## TASK DIRECTIONS
Starting at the first line, copy the data below through to the end, exactly.

## DATA RECORDS
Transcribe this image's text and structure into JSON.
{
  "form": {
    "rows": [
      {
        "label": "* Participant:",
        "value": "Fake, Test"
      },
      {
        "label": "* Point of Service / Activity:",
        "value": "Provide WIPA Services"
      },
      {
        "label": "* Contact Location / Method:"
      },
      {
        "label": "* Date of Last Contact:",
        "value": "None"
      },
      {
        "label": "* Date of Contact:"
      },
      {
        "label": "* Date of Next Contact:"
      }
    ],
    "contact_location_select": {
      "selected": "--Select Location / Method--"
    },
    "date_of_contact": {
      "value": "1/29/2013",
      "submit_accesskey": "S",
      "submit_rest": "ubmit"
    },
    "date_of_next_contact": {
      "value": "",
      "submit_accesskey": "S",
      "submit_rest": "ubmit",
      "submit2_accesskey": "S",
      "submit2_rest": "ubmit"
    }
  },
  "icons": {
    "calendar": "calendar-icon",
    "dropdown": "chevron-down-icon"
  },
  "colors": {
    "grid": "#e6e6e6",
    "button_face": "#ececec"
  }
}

## OUTPUT BELOW
Transcribe this image's text and structure into JSON.
{
  "form": {
    "rows": [
      {
        "label": "* Participant:",
        "value": "Fake, Test"
      },
      {
        "label": "* Point of Service / Activity:",
        "value": "Provide WIPA Services"
      },
      {
        "label": "* Contact Location / Method:"
      },
      {
        "label": "* Date of Last Contact:",
        "value": "None"
      },
      {
        "label": "* Date of Contact:"
      },
      {
        "label": "* Date of Next Contact:"
      }
    ],
    "contact_location_select": {
      "selected": "--Select Location / Method--"
    },
    "date_of_contact": {
      "value": "1/29/2013",
      "submit_accesskey": "S",
      "submit_rest": "ubmit"
    },
    "date_of_next_contact": {
      "value": "",
      "submit_accesskey": "S",
      "submit_rest": "ubmit",
      "submit2_accesskey": "S",
      "submit2_rest": "ubmit"
    }
  },
  "icons": {
    "calendar": "calendar-icon",
    "dropdown": "chevron-down-icon"
  },
  "colors": {
    "grid": "#e6e6e6",
    "button_face": "#ececec"
  }
}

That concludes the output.